Oh dear. In an empirical subject, how can one separate ‘theory’ and ‘experiment’ like this? And what can one deduce from traders’ experiments?
“If you are someone who cannot distinguish between God’s creations and man’s idols, you may mistake models for deep laws. Many economists are such people.”
So blame such economists, not mathematicians (or physicists).
“We have seen corporations treated with the kindness owed to individuals, in the hope, perhaps, that their well-being would trickle down to individuals, and individuals treated with the kindness owed to objects.”
Perceptive. Derman’s prescription includes:
“Avoid axiomatization. Axioms and theorems are suitable for mathematics, but finance is concerned with the real world. Every financial axiom is pretty much wrong; the most-relevant questions in creating a model are, how wrong and in what way? “
If one doesn’t axiomatize one cannot do mathematics. One is left to apply formulae and methods with no real understanding. Keynes’ attempts to axiomatize probability and economics was critical in revealing the flaws in conventional thinking. The mistake is to turn axioms into dogma.
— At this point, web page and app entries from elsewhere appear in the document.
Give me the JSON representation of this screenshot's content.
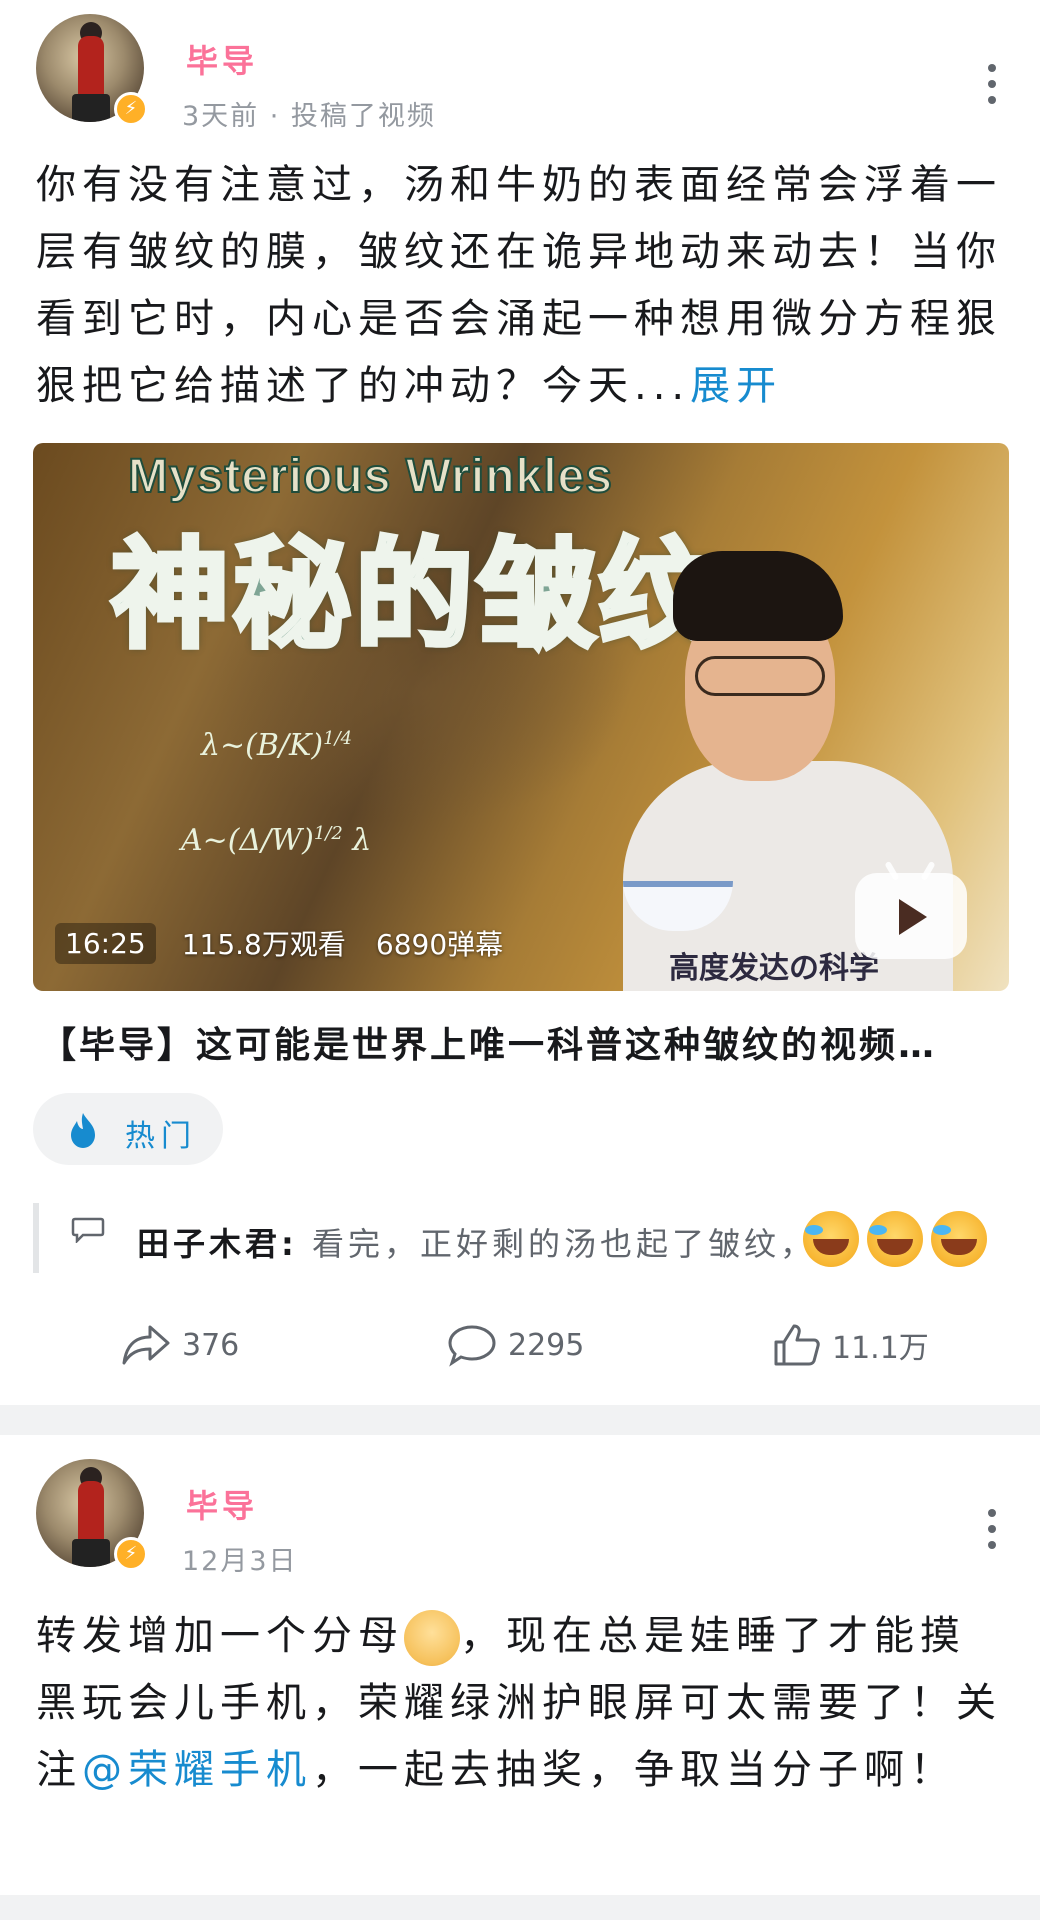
{
  "post1": {
    "author": "毕导",
    "meta": "3天前 · 投稿了视频",
    "text": "你有没有注意过，汤和牛奶的表面经常会浮着一层有皱纹的膜，皱纹还在诡异地动来动去！当你看到它时，内心是否会涌起一种想用微分方程狠狠把它给描述了的冲动？今天...",
    "expand_label": "展开",
    "video": {
      "cover_title_en": "Mysterious Wrinkles",
      "cover_title_zh": "神秘的皱纹",
      "cover_caption": "高度发达の科学",
      "duration": "16:25",
      "views": "115.8万观看",
      "danmaku": "6890弹幕",
      "title": "【毕导】这可能是世界上唯一科普这种皱纹的视频…"
    },
    "tag": {
      "label": "热门",
      "icon": "flame-icon"
    },
    "top_comment": {
      "author": "田子木君:",
      "text": " 看完，正好剩的汤也起了皱纹，"
    },
    "actions": {
      "share": "376",
      "comment": "2295",
      "like": "11.1万"
    }
  },
  "post2": {
    "author": "毕导",
    "meta": "12月3日",
    "text_part1": "转发增加一个分母",
    "text_part2": "，现在总是娃睡了才能摸黑玩会儿手机，荣耀绿洲护眼屏可太需要了！关注",
    "mention": "@荣耀手机",
    "text_part3": "，一起去抽奖，争取当分子啊！"
  },
  "colors": {
    "accent_pink": "#fb7299",
    "link_blue": "#178bcf",
    "muted": "#9499a0"
  }
}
“The dangerous part of Black-Scholes is the further assumption that the sole risk of a stock is the risk of diffusion, which isn’t true. But the more realistically you can define risk, the better the model will become. “
How does one define risk, if not with axioms? I tend to go along with Keynes, in supposing that one cannot define risk, but can give an axiomatization that falls short of the precision definition.
“When someone shows you an economic or financial model that involves mathematics, you should understand that, despite the confident appearance of the equations, what lies beneath is a substrate of great simplification and — only sometimes — great imagination, perhaps even intuition.”
Having axioms shows exactly what ‘lies beneath’. Being able to produce an axiomatization is a good test of one’s understanding. Thus financial modellers typically define away risk: the mathematics makes this clear: what else would?
“Beware of idolatry. The greatest conceptual danger is idolatry: believing that someone can write down a theory that encapsulates human behavior and thereby free you of the obligation to think for yourself. A model may be entrancing, but no matter how hard you try, you will not be able to breathe life into it. To confuse a model with a theory is to believe that humans obey mathematical rules, and to invite future disaster.”
This gives us a clue to some of the confusion. Mathematical models and rules (such as Keynes’) can reflect imprecision and uncertainty. The problem is that the customers for economic models wanted precision and certainty, and were content with models that were mathematical in the sense that they were based on formulae using mathematical operators with no concern for their validity.
Derman reminds us of some earlier (2009) advice:
“• I will remember that I didn’t make the world and that it doesn’t satisfy my equations.
• Though I will use the models that I or others create to boldly estimate value, I will always look over my shoulder and never forget that the model is not the world.
• I will not be overly impressed by mathematics. I will never sacrifice reality for elegance without explaining to end users why I have done so.
• I will not give the people who use my models false comfort about their accuracy. I will make the assumptions and oversights explicit to all who use them.
• I understand that my work may have enormous effects on society and the economy, many beyond my apprehension.”
These seems reasonable. However most modellers have been paid by people who appear to have no concern for the longer term effects, and the apparent desire to return to the status quo ante suggests that they still don’t. It is no good giving advice to modellers (mathematical or otherwise) unless there are fundamental changes to financial institutions, changes that are incompatible with conventional capitalism, “a way of life in which all the standards of the past are supposedly subservient to the goal of efficient, timely production”.
“We need free markets, but we need them to be principled.”
Agreed. Can’t mathematics help?
The Physics of an economic crisis is along much the same lines.